Tuesday, January 15, 2008
Even after almost four years back in China now, I was still often branded "American" by my colleagues. When I showed physical impatience at four-hour-long weekly meetings, argueded with my boss about some of his not-so-wise decisions, or asked questions about details of some business that people at my level are supposed to know and not to inquire even if don't know, I would be told--"Only Americans would do that." (Good Chinese, I came to understand, are supposed to follow orders and when frustrated, shrug their shoulders and sigh, "Mei you ban fa, there's nothing we can do about it.")
It has begun to annoy me. I really enjoyed my job, much more so than back in the Silicon Valley. Learning about my colleagues' way of life is fun. Helping them grow professionally is fun.

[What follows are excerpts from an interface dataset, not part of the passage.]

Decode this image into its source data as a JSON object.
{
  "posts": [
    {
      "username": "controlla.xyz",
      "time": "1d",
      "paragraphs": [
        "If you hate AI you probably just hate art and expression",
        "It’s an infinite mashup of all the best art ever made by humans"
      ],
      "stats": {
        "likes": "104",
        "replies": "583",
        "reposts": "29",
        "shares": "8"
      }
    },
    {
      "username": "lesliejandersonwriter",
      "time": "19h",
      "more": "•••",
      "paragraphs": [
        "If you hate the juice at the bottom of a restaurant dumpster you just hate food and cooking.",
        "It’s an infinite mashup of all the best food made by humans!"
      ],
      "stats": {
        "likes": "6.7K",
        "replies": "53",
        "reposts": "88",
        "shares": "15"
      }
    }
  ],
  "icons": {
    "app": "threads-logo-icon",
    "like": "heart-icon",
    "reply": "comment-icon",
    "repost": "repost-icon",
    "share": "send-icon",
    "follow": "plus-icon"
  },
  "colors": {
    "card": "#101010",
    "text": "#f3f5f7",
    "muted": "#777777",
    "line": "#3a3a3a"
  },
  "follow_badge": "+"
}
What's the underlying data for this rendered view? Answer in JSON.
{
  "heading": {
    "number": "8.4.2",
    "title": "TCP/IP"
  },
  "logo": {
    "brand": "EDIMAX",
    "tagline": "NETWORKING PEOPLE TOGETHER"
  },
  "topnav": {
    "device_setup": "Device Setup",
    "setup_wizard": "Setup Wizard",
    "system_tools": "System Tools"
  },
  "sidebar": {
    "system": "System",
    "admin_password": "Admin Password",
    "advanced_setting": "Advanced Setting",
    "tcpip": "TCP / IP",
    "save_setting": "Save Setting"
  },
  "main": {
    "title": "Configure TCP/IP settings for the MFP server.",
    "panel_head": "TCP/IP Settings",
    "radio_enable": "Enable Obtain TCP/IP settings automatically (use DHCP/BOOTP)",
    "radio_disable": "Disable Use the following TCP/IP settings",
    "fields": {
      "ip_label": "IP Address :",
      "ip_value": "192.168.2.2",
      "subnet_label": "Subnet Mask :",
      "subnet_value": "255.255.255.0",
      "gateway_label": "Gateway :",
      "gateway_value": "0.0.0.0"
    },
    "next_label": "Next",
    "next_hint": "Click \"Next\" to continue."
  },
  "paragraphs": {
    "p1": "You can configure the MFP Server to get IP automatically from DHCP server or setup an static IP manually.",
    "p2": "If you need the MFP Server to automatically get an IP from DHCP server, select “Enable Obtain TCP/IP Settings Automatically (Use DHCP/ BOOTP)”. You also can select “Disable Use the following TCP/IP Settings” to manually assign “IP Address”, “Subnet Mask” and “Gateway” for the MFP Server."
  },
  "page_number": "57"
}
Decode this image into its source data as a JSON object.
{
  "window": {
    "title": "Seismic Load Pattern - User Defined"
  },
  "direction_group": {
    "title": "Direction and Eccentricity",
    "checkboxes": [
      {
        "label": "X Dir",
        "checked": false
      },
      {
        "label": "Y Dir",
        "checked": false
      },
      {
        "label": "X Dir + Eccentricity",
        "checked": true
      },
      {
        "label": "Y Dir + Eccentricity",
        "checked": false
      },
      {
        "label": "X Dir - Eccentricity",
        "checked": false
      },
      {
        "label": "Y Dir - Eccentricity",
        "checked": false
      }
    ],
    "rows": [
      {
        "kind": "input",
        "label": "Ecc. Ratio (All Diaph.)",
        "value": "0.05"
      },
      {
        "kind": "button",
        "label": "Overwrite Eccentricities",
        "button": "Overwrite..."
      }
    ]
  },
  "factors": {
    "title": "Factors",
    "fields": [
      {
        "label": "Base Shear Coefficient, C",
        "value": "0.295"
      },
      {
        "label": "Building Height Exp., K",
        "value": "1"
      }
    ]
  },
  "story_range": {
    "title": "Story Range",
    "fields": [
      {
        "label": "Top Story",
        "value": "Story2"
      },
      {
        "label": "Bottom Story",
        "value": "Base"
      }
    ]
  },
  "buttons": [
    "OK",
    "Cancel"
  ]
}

Even more fun is to feel being part of something that I don't have to try but just naturally understand. Yet despite all that, I was still recognized as the odd one out.
(I wanted to tell them that my impatience and tendency to argue were from my incredibly difficult and very very Chinese mother. Then unfortunately I found myself at a loss to come up with something clever in Chinese to deliver that.)
Anyway, there's this very cool young colleague of mine who always dresses in trendy Korean clothes. She belongs to the post-80s generation, which to my peers born in the 70s, often meant self-centered, pleasure seeking and reckless at their lives' responsibilities (what are they again?). Slightly disappointing to me, however, she has all the wild rings and bracelets and looks all rebellious, but at work she speaks low and walks quiet.
So one day we were talking about fashion. She said she was switching from Korean to Japanese (what's the difference?). I asked her to pick out the best dressers in the department (me! me! me!). She mentioned her boss, a guy in his early 30s who carries Louis Vitton bag and wears Prada. She said he is a... metrosexual. (Brand queen?)
How about this other good-looking trendy manager in the department?
He? He dresses like a homosexual, with his tight colored T over tight long T, she giggled. (Gasp! The guy is married with a new born baby!)
Oh well, I had to volunteer myself. "How about me? What's my style?" I asked.
"You?" She scanned me from top to bottom. "You try everything. Most often you just look... how should I say it...American."
That's so not true! I protested. I shopped mostly at Zara nowadays to save time and keep my style consistent. How could she mistake a distinct European style for American?
But she only shrugged. "It's American to me," she said.
Oh well, perhaps being American isn't so bad if it allows me to be Chinese and forgiven at the same time for being different--loud, argumentative, and fashionably sloppy.